I’m torn, watching her. I’m trying to think of something to say that will pull her out of her frustration, mind-games and sadness. But I also know the only way out is through. And I know that when she figures out how to navigate this for herself … well, it’s a life lesson that will serve her in endless situations. We talked about that a bit. How as you get to know yourself, you begin to understand your triggers. I’ve learned what it looks like when I avoid things, or get lost in things or obsess – and I’ve learned how to curb, embrace, work through all those moments. I know for me, when I lose inspiration I go to the ballet or watch a great athlete do what they do. For me, going outside my element inspires me to do my element. Or in other instances, I pour myself into what I do and that gets me through. I try to balance my tendency to over-think a situation with physical activity that takes me out of my head. We’ve also talked about embracing the process, and how the hurdles (the damned axel or being placed on vocal rest) can often times show you other routes or lessons that will prove valuable. But all this is philosophical – Max is 13 and just wants to land the jump.
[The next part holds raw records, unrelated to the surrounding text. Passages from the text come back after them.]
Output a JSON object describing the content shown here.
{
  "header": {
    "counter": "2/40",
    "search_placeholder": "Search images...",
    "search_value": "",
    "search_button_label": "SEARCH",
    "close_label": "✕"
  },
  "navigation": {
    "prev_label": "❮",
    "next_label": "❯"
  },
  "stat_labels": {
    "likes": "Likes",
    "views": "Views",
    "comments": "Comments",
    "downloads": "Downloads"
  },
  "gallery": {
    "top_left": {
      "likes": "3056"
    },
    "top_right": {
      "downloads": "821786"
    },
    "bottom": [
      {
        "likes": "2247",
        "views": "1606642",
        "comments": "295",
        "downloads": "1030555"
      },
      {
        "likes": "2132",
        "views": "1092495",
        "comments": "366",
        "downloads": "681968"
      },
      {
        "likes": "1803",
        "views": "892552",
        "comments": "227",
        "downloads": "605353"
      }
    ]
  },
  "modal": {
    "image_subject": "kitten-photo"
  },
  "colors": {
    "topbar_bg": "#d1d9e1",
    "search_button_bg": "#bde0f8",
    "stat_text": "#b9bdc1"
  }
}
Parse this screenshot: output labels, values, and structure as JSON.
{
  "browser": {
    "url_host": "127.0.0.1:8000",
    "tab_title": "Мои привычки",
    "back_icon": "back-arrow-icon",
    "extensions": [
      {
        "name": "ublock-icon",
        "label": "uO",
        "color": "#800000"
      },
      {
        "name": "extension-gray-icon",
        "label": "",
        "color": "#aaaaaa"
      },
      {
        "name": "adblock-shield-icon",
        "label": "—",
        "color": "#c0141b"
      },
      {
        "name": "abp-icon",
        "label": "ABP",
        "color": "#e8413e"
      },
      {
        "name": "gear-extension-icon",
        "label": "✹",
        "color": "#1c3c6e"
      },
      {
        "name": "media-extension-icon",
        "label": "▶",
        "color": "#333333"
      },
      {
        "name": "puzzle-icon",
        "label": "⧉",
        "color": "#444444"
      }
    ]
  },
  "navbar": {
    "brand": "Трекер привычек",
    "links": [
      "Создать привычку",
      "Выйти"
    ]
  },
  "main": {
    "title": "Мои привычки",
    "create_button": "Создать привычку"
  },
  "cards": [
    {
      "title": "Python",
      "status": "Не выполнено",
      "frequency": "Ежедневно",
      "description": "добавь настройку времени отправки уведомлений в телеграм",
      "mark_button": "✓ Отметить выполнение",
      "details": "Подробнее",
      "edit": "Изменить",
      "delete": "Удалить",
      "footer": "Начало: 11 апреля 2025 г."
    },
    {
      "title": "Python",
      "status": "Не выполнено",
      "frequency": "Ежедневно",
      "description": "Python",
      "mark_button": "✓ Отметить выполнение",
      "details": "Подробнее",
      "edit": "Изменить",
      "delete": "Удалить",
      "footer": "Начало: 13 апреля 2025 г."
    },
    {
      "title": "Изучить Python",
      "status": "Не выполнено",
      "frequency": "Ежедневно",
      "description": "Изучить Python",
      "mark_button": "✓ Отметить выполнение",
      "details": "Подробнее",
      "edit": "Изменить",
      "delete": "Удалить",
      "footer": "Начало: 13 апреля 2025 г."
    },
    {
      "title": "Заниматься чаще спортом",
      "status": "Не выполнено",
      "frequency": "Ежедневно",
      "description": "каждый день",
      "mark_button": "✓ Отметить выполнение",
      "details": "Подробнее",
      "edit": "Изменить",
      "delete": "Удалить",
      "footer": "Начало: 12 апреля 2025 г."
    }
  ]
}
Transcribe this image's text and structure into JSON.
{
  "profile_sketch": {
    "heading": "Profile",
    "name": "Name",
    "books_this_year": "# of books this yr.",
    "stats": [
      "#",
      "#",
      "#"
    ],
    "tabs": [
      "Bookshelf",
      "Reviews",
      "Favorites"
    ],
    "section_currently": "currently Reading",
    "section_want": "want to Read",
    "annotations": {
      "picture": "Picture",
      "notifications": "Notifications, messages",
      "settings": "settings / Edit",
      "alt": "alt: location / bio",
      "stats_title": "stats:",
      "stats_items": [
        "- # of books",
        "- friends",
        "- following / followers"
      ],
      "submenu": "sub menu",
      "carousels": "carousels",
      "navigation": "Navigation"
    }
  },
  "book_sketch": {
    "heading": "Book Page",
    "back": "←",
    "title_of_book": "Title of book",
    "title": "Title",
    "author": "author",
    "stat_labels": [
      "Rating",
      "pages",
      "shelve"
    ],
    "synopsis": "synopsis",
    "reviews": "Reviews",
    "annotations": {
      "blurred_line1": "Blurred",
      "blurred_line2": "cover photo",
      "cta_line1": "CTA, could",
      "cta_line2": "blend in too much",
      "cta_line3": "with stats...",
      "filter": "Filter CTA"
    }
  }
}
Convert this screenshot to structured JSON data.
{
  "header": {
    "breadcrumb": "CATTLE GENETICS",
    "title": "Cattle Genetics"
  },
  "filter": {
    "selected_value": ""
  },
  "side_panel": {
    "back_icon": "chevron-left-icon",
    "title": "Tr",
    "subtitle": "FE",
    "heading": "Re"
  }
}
I don’t know what Max’s “lifeline” will be; what tricks she’ll master to steer through these moments in her life. It’s hard watching her figure it out, but it’s also amazing watching her figure it out. I suppose this is what raising children and young adults is: constant heartache and pride combined. I'm a fixer and want to do this for her, but that defeats the purpose, and frankly who is to say my way is the best? Likely, Maxine will find a route much more direct and useful for her. I should sit back, stop trying to teach … and learn from her.
She’s a beautiful, complicated, funny, thoughtful young woman … like her sisters and mother. I’m lucky my girls have such role models. I’m lucky to bear witness to moments such as these. Max still hasn’t landed that axel, and her week here is over, but I hope she sees how much she has landed, on ice and off.
Cue the Zamboni, now cleaning the rink, erasing the grooves and holes and small piles of shaved ice. Clean slate for the next life lesson.